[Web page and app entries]
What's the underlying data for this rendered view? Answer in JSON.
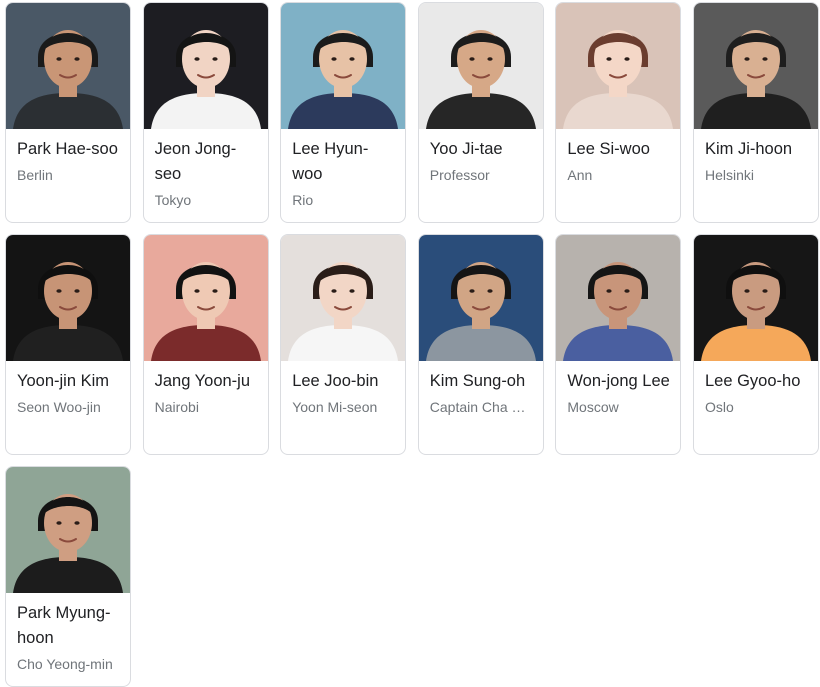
{
  "cast": [
    {
      "name": "Park Hae-soo",
      "role": "Berlin",
      "bg": "#4a5866",
      "skin": "#c99676",
      "hair": "#1a1a1a",
      "shirt": "#2b2f33"
    },
    {
      "name": "Jeon Jong-seo",
      "role": "Tokyo",
      "bg": "#1d1d22",
      "skin": "#f1d4c4",
      "hair": "#141414",
      "shirt": "#f3f3f3"
    },
    {
      "name": "Lee Hyun-woo",
      "role": "Rio",
      "bg": "#7fb1c6",
      "skin": "#e7c2a6",
      "hair": "#1b1b1b",
      "shirt": "#2c3a5c"
    },
    {
      "name": "Yoo Ji-tae",
      "role": "Professor",
      "bg": "#e9e9e9",
      "skin": "#d6a887",
      "hair": "#1c1c1c",
      "shirt": "#262626"
    },
    {
      "name": "Lee Si-woo",
      "role": "Ann",
      "bg": "#d9c3b8",
      "skin": "#f4d7c7",
      "hair": "#6b3d2f",
      "shirt": "#e9d8cf"
    },
    {
      "name": "Kim Ji-hoon",
      "role": "Helsinki",
      "bg": "#5a5a5a",
      "skin": "#d9b092",
      "hair": "#1e1e1e",
      "shirt": "#1f1f1f"
    },
    {
      "name": "Yoon-jin Kim",
      "role": "Seon Woo-jin",
      "bg": "#141414",
      "skin": "#c79476",
      "hair": "#0f0f0f",
      "shirt": "#202020"
    },
    {
      "name": "Jang Yoon-ju",
      "role": "Nairobi",
      "bg": "#e8a99c",
      "skin": "#efc9b4",
      "hair": "#121212",
      "shirt": "#7b2b2b"
    },
    {
      "name": "Lee Joo-bin",
      "role": "Yoon Mi-seon",
      "bg": "#e4dfdc",
      "skin": "#f2d6c6",
      "hair": "#2a1d18",
      "shirt": "#f6f6f6"
    },
    {
      "name": "Kim Sung-oh",
      "role": "Captain Cha …",
      "bg": "#2a4d7a",
      "skin": "#d1a585",
      "hair": "#151515",
      "shirt": "#8c96a0"
    },
    {
      "name": "Won-jong Lee",
      "role": "Moscow",
      "bg": "#b7b2ad",
      "skin": "#c8957a",
      "hair": "#151515",
      "shirt": "#4a5fa0"
    },
    {
      "name": "Lee Gyoo-ho",
      "role": "Oslo",
      "bg": "#161616",
      "skin": "#c99b80",
      "hair": "#0f0f0f",
      "shirt": "#f5a85a"
    },
    {
      "name": "Park Myung-hoon",
      "role": "Cho Yeong-min",
      "bg": "#8fa596",
      "skin": "#cf9e82",
      "hair": "#141414",
      "shirt": "#1c1c1c"
    }
  ]
}
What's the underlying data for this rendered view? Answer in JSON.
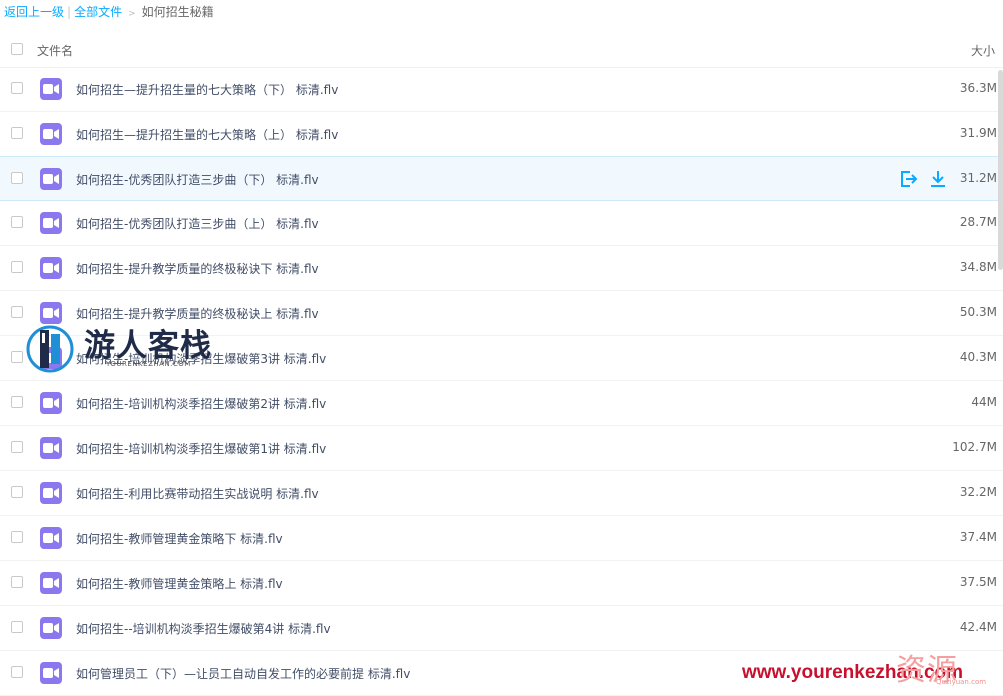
{
  "breadcrumb": {
    "back": "返回上一级",
    "all": "全部文件",
    "sep_bar": "|",
    "sep_arrow": ">",
    "current": "如何招生秘籍"
  },
  "header": {
    "name_col": "文件名",
    "size_col": "大小"
  },
  "files": [
    {
      "name": "如何招生—提升招生量的七大策略（下） 标清.flv",
      "size": "36.3M"
    },
    {
      "name": "如何招生—提升招生量的七大策略（上） 标清.flv",
      "size": "31.9M"
    },
    {
      "name": "如何招生-优秀团队打造三步曲（下） 标清.flv",
      "size": "31.2M"
    },
    {
      "name": "如何招生-优秀团队打造三步曲（上） 标清.flv",
      "size": "28.7M"
    },
    {
      "name": "如何招生-提升教学质量的终极秘诀下 标清.flv",
      "size": "34.8M"
    },
    {
      "name": "如何招生-提升教学质量的终极秘诀上 标清.flv",
      "size": "50.3M"
    },
    {
      "name": "如何招生-培训机构淡季招生爆破第3讲 标清.flv",
      "size": "40.3M"
    },
    {
      "name": "如何招生-培训机构淡季招生爆破第2讲 标清.flv",
      "size": "44M"
    },
    {
      "name": "如何招生-培训机构淡季招生爆破第1讲 标清.flv",
      "size": "102.7M"
    },
    {
      "name": "如何招生-利用比赛带动招生实战说明 标清.flv",
      "size": "32.2M"
    },
    {
      "name": "如何招生-教师管理黄金策略下 标清.flv",
      "size": "37.4M"
    },
    {
      "name": "如何招生-教师管理黄金策略上 标清.flv",
      "size": "37.5M"
    },
    {
      "name": "如何招生--培训机构淡季招生爆破第4讲 标清.flv",
      "size": "42.4M"
    },
    {
      "name": "如何管理员工（下）—让员工自动自发工作的必要前提 标清.flv",
      "size": ""
    }
  ],
  "hover_row_index": 2,
  "icons": {
    "file": "video-file-icon",
    "share": "share-icon",
    "download": "download-icon"
  },
  "colors": {
    "link": "#09aaff",
    "file_icon": "#8b78ee",
    "hover_bg": "#f1f9ff",
    "action": "#09aaff"
  },
  "logo": {
    "cn": "游人客栈",
    "en": "YOURENKEZHAN.COM"
  },
  "watermark": {
    "url": "www.yourenkezhan.com",
    "cn": "资源",
    "sub": "Quziyuan.com"
  }
}
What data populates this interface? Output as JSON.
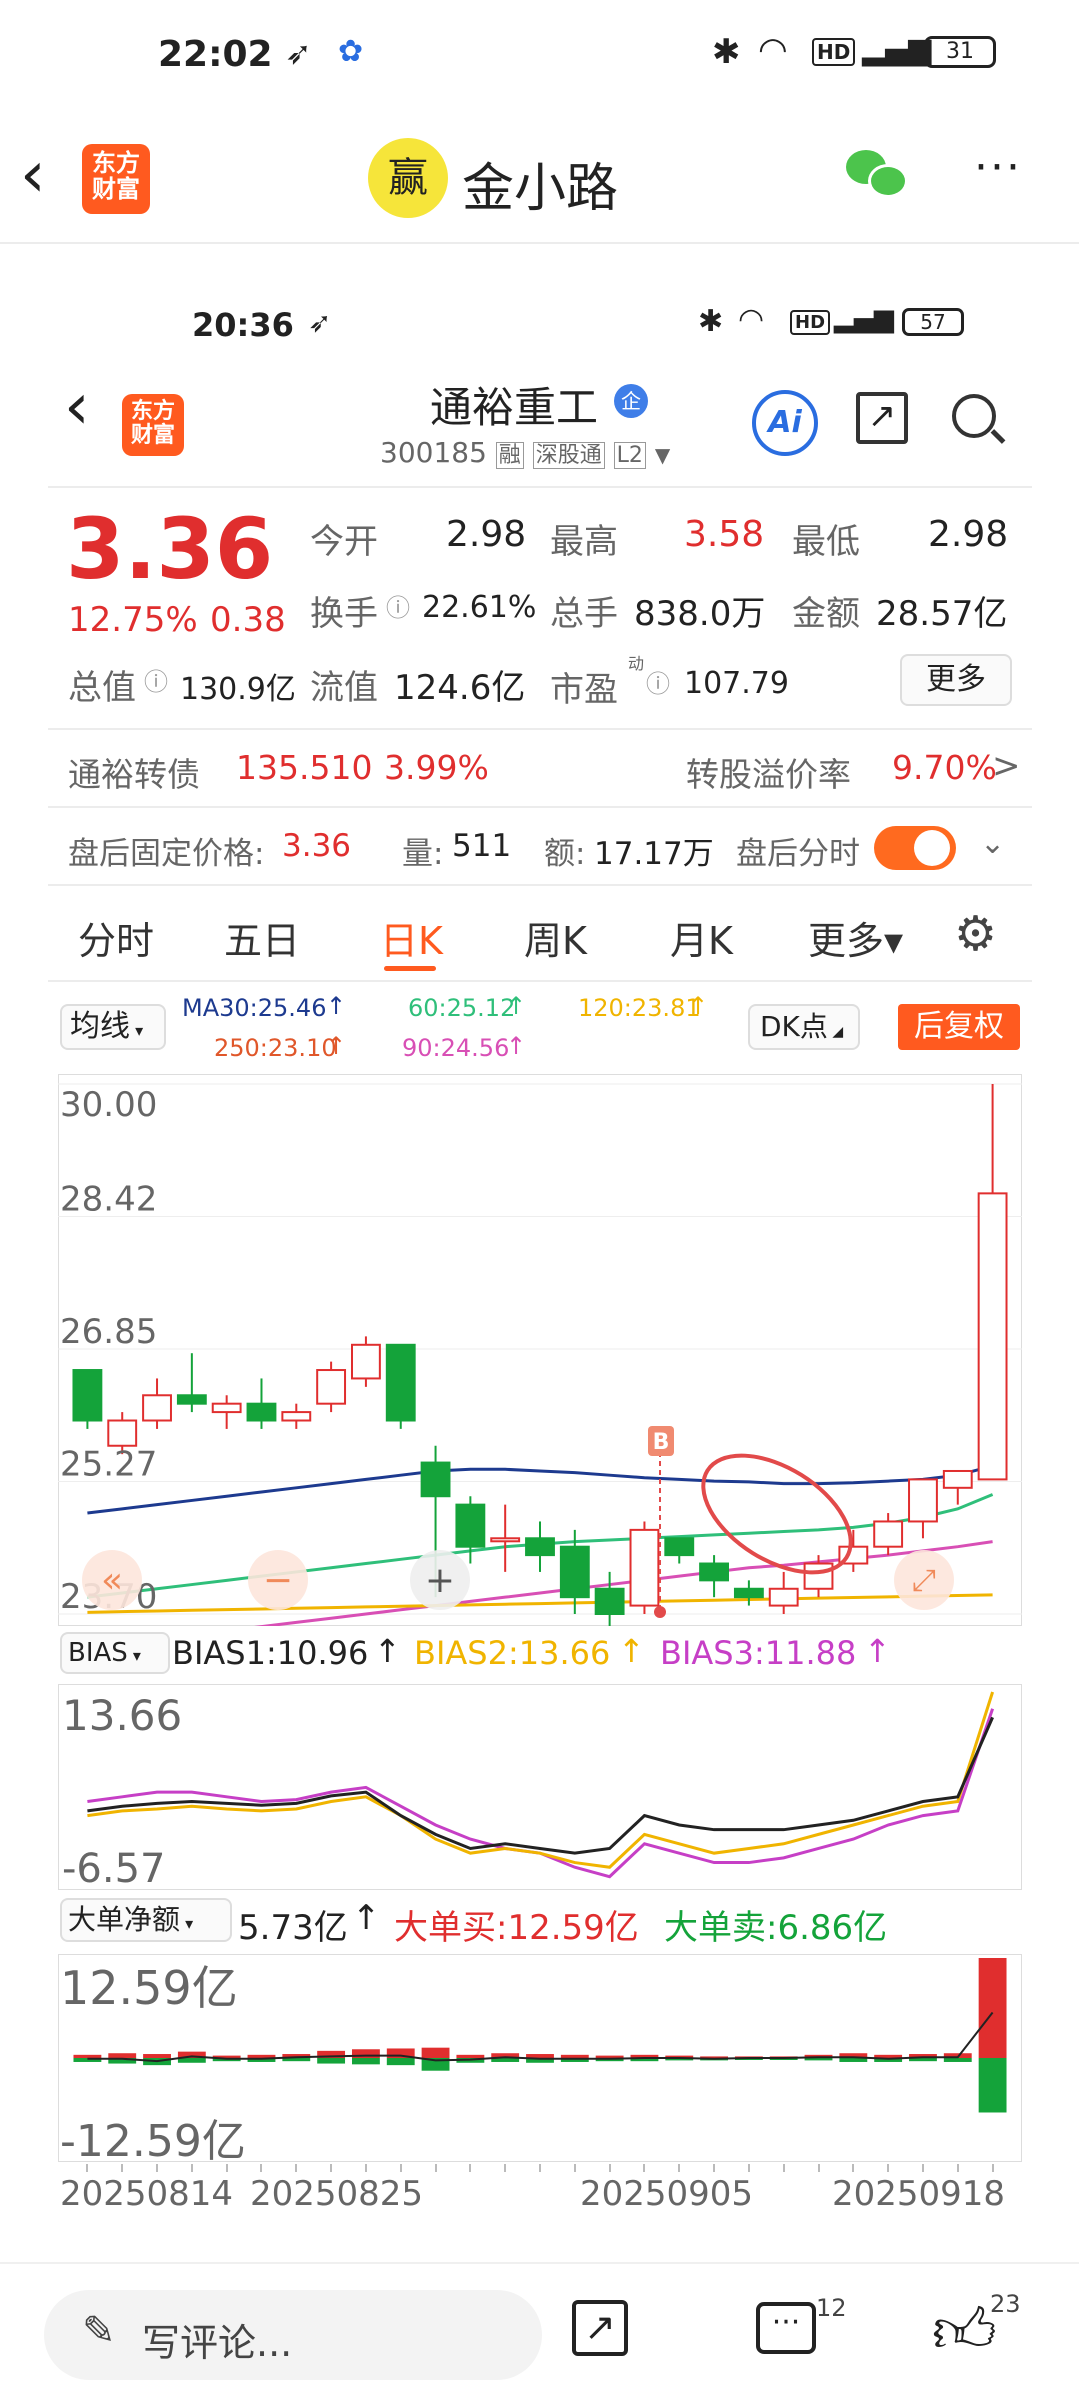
{
  "outer_status": {
    "time": "22:02",
    "battery": "31"
  },
  "outer_header": {
    "logo_line1": "东方",
    "logo_line2": "财富",
    "title": "金小路",
    "avatar_text": "赢"
  },
  "inner_status": {
    "time": "20:36",
    "battery": "57"
  },
  "stock_header": {
    "name": "通裕重工",
    "badge": "企",
    "code": "300185",
    "tag1": "融",
    "tag2": "深股通",
    "tag3": "L2",
    "ai": "Ai"
  },
  "quote": {
    "price": "3.36",
    "change_pct": "12.75%",
    "change": "0.38",
    "open_label": "今开",
    "open": "2.98",
    "high_label": "最高",
    "high": "3.58",
    "low_label": "最低",
    "low": "2.98",
    "turnover_label": "换手",
    "turnover": "22.61%",
    "volume_label": "总手",
    "volume": "838.0万",
    "amount_label": "金额",
    "amount": "28.57亿",
    "mktcap_label": "总值",
    "mktcap": "130.9亿",
    "float_label": "流值",
    "float": "124.6亿",
    "pe_label": "市盈",
    "pe_sup": "动",
    "pe": "107.79",
    "more": "更多"
  },
  "bond": {
    "name": "通裕转债",
    "price": "135.510",
    "pct": "3.99%",
    "premium_label": "转股溢价率",
    "premium": "9.70%",
    "arrow": ">"
  },
  "after_hours": {
    "price_label": "盘后固定价格:",
    "price": "3.36",
    "vol_label": "量:",
    "vol": "511",
    "amt_label": "额:",
    "amt": "17.17万",
    "timeline": "盘后分时"
  },
  "tabs": [
    "分时",
    "五日",
    "日K",
    "周K",
    "月K",
    "更多▾"
  ],
  "ma_bar": {
    "select": "均线",
    "ma30": "MA30:25.46",
    "ma60": "60:25.12",
    "ma120": "120:23.81",
    "ma250": "250:23.10",
    "ma90": "90:24.56",
    "dk": "DK点",
    "fq": "后复权"
  },
  "kline": {
    "y_labels": [
      "30.00",
      "28.42",
      "26.85",
      "25.27",
      "23.70"
    ],
    "buy_marker": "B",
    "nav_left": "«",
    "nav_minus": "−",
    "nav_plus": "+"
  },
  "bias": {
    "select": "BIAS",
    "b1": "BIAS1:10.96",
    "b2": "BIAS2:13.66",
    "b3": "BIAS3:11.88",
    "y_top": "13.66",
    "y_bot": "-6.57"
  },
  "bigorder": {
    "select": "大单净额",
    "net": "5.73亿",
    "buy": "大单买:12.59亿",
    "sell": "大单卖:6.86亿",
    "y_top": "12.59亿",
    "y_bot": "-12.59亿"
  },
  "dates": [
    "20250814",
    "20250825",
    "20250905",
    "20250918"
  ],
  "bottom_bar": {
    "comment_placeholder": "写评论...",
    "comment_count": "12",
    "like_count": "23"
  },
  "colors": {
    "up": "#e02e2e",
    "down": "#14a33a",
    "accent": "#ff5a1f",
    "ma30": "#1d3a8f",
    "ma60": "#2fbf7a",
    "ma90": "#d84fb5",
    "ma120": "#f0b400",
    "ma250": "#e0572a"
  },
  "chart_data": {
    "type": "candlestick",
    "y_range": [
      23.7,
      30.0
    ],
    "candles": [
      {
        "o": 26.6,
        "c": 26.0,
        "h": 26.6,
        "l": 25.9
      },
      {
        "o": 25.7,
        "c": 26.0,
        "h": 26.1,
        "l": 25.6
      },
      {
        "o": 26.0,
        "c": 26.3,
        "h": 26.5,
        "l": 25.9
      },
      {
        "o": 26.3,
        "c": 26.2,
        "h": 26.8,
        "l": 26.1
      },
      {
        "o": 26.1,
        "c": 26.2,
        "h": 26.3,
        "l": 25.9
      },
      {
        "o": 26.2,
        "c": 26.0,
        "h": 26.5,
        "l": 25.9
      },
      {
        "o": 26.0,
        "c": 26.1,
        "h": 26.2,
        "l": 25.9
      },
      {
        "o": 26.2,
        "c": 26.6,
        "h": 26.7,
        "l": 26.1
      },
      {
        "o": 26.5,
        "c": 26.9,
        "h": 27.0,
        "l": 26.4
      },
      {
        "o": 26.9,
        "c": 26.0,
        "h": 26.9,
        "l": 25.9
      },
      {
        "o": 25.5,
        "c": 25.1,
        "h": 25.7,
        "l": 23.9
      },
      {
        "o": 25.0,
        "c": 24.5,
        "h": 25.1,
        "l": 24.3
      },
      {
        "o": 24.6,
        "c": 24.6,
        "h": 25.0,
        "l": 24.2
      },
      {
        "o": 24.6,
        "c": 24.4,
        "h": 24.8,
        "l": 24.2
      },
      {
        "o": 24.5,
        "c": 23.9,
        "h": 24.7,
        "l": 23.7
      },
      {
        "o": 24.0,
        "c": 23.7,
        "h": 24.2,
        "l": 23.4
      },
      {
        "o": 23.8,
        "c": 24.7,
        "h": 24.8,
        "l": 23.7
      },
      {
        "o": 24.6,
        "c": 24.4,
        "h": 24.6,
        "l": 24.3
      },
      {
        "o": 24.3,
        "c": 24.1,
        "h": 24.4,
        "l": 23.9
      },
      {
        "o": 24.0,
        "c": 23.9,
        "h": 24.1,
        "l": 23.8
      },
      {
        "o": 23.8,
        "c": 24.0,
        "h": 24.2,
        "l": 23.7
      },
      {
        "o": 24.0,
        "c": 24.3,
        "h": 24.4,
        "l": 23.9
      },
      {
        "o": 24.3,
        "c": 24.5,
        "h": 24.7,
        "l": 24.2
      },
      {
        "o": 24.5,
        "c": 24.8,
        "h": 24.9,
        "l": 24.4
      },
      {
        "o": 24.8,
        "c": 25.3,
        "h": 25.3,
        "l": 24.6
      },
      {
        "o": 25.2,
        "c": 25.4,
        "h": 25.4,
        "l": 25.0
      },
      {
        "o": 25.3,
        "c": 28.7,
        "h": 30.0,
        "l": 25.3
      }
    ],
    "ma30": [
      24.9,
      24.95,
      25.0,
      25.05,
      25.1,
      25.15,
      25.2,
      25.25,
      25.3,
      25.35,
      25.4,
      25.42,
      25.42,
      25.4,
      25.38,
      25.35,
      25.32,
      25.3,
      25.28,
      25.27,
      25.25,
      25.25,
      25.26,
      25.28,
      25.3,
      25.35,
      25.46
    ],
    "ma60": [
      23.9,
      23.95,
      24.0,
      24.05,
      24.1,
      24.15,
      24.2,
      24.25,
      24.3,
      24.35,
      24.4,
      24.45,
      24.5,
      24.53,
      24.56,
      24.58,
      24.6,
      24.62,
      24.64,
      24.66,
      24.68,
      24.7,
      24.73,
      24.78,
      24.85,
      24.95,
      25.12
    ],
    "ma90": [
      23.3,
      23.35,
      23.4,
      23.45,
      23.5,
      23.55,
      23.6,
      23.65,
      23.7,
      23.75,
      23.8,
      23.85,
      23.9,
      23.95,
      24.0,
      24.05,
      24.1,
      24.15,
      24.2,
      24.25,
      24.28,
      24.32,
      24.36,
      24.4,
      24.45,
      24.5,
      24.56
    ],
    "bias": {
      "y_range": [
        -6.57,
        13.66
      ],
      "b1": [
        1.0,
        1.5,
        1.8,
        2.0,
        1.8,
        1.6,
        1.8,
        2.6,
        3.0,
        0.5,
        -1.5,
        -3.0,
        -2.5,
        -3.0,
        -3.5,
        -3.0,
        0.5,
        -0.5,
        -1.0,
        -1.0,
        -1.0,
        -0.5,
        0.0,
        1.0,
        2.0,
        2.5,
        10.96
      ],
      "b2": [
        0.5,
        1.0,
        1.2,
        1.5,
        1.2,
        1.0,
        1.2,
        2.0,
        2.5,
        0.5,
        -2.0,
        -3.5,
        -3.0,
        -3.5,
        -4.5,
        -5.0,
        -1.5,
        -2.5,
        -3.5,
        -3.0,
        -2.5,
        -1.5,
        -0.5,
        0.5,
        1.5,
        2.0,
        13.66
      ],
      "b3": [
        2.0,
        2.5,
        3.0,
        3.0,
        2.5,
        2.0,
        2.2,
        3.0,
        3.5,
        1.5,
        -0.5,
        -2.0,
        -3.0,
        -3.5,
        -5.0,
        -6.0,
        -2.5,
        -3.5,
        -4.5,
        -4.5,
        -4.0,
        -3.0,
        -2.0,
        -0.5,
        0.5,
        1.0,
        11.88
      ]
    },
    "bigorder": {
      "y_range": [
        -12.59,
        12.59
      ],
      "buy": [
        0.4,
        0.6,
        0.5,
        0.8,
        0.3,
        0.4,
        0.5,
        0.9,
        1.1,
        1.2,
        1.3,
        0.4,
        0.6,
        0.5,
        0.4,
        0.3,
        0.4,
        0.3,
        0.2,
        0.2,
        0.2,
        0.4,
        0.6,
        0.4,
        0.5,
        0.6,
        12.59
      ],
      "sell": [
        0.5,
        0.7,
        0.9,
        0.6,
        0.4,
        0.5,
        0.4,
        0.7,
        0.8,
        0.9,
        1.6,
        0.6,
        0.5,
        0.6,
        0.5,
        0.4,
        0.4,
        0.3,
        0.3,
        0.2,
        0.2,
        0.3,
        0.5,
        0.5,
        0.4,
        0.5,
        6.86
      ]
    }
  }
}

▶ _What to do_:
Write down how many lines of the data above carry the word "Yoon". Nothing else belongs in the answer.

▶ _Task response_:
3